**RECORDED INFORMATION:**

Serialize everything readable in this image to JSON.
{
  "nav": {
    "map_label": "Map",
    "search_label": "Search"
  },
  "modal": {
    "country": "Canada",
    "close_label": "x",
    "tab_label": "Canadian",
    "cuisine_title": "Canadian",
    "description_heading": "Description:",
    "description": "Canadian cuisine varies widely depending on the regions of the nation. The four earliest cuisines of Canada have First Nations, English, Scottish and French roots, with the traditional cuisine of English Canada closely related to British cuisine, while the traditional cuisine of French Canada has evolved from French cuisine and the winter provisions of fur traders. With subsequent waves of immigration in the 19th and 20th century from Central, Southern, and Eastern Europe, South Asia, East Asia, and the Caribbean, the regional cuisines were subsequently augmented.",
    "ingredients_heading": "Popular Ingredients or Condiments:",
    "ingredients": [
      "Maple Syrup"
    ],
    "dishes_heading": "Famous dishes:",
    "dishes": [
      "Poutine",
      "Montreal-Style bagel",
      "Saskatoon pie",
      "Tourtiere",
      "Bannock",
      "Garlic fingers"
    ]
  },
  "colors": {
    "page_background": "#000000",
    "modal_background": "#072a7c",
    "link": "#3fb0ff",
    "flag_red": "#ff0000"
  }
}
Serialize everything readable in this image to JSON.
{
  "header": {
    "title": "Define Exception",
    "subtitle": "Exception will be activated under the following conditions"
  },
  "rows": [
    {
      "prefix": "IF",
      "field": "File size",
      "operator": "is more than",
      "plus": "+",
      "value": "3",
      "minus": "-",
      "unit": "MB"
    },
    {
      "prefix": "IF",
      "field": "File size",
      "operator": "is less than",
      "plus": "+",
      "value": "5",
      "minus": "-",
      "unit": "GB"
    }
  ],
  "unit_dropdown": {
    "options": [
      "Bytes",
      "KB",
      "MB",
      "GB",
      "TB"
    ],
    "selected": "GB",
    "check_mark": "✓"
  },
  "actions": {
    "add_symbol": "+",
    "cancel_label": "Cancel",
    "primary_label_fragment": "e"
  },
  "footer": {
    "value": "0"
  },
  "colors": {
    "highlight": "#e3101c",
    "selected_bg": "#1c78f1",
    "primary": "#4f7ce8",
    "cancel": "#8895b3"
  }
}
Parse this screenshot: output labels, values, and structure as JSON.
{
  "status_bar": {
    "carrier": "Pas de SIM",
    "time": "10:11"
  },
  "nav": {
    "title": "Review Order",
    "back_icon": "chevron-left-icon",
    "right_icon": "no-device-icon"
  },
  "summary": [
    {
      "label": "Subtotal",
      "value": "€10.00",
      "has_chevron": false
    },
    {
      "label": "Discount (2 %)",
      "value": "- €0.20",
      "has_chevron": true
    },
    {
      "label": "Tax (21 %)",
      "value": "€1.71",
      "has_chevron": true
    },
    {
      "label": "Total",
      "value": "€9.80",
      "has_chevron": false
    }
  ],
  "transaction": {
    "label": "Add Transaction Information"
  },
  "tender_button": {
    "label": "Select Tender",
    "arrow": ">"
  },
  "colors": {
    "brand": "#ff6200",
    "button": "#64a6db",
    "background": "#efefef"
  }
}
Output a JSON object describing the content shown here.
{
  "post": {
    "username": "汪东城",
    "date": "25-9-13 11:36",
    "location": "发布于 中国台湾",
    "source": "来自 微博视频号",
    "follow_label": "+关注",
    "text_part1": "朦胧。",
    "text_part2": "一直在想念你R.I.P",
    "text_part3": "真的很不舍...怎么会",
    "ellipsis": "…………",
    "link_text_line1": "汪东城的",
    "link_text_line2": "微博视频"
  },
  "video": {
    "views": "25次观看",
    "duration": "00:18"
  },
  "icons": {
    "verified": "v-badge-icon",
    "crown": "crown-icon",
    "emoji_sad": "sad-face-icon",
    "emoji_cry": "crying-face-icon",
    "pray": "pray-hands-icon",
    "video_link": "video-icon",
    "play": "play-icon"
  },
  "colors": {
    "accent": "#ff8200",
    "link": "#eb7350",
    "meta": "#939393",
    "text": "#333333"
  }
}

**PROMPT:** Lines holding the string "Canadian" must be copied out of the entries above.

**OUTPUT FOR THIS TASK:**
    "tab_label": "Canadian",
    "cuisine_title": "Canadian",
    "description": "Canadian cuisine varies widely depending on the regions of the nation. The four earliest cuisines of Canada have First Nations, English, Scottish and French roots, with the traditional cuisine of English Canada closely related to British cuisine, while the traditional cuisine of French Canada has evolved from French cuisine and the winter provisions of fur traders. With subsequent waves of immigration in the 19th and 20th century from Central, Southern, and Eastern Europe, South Asia, East Asia, and the Caribbean, the regional cuisines were subsequently augmented.",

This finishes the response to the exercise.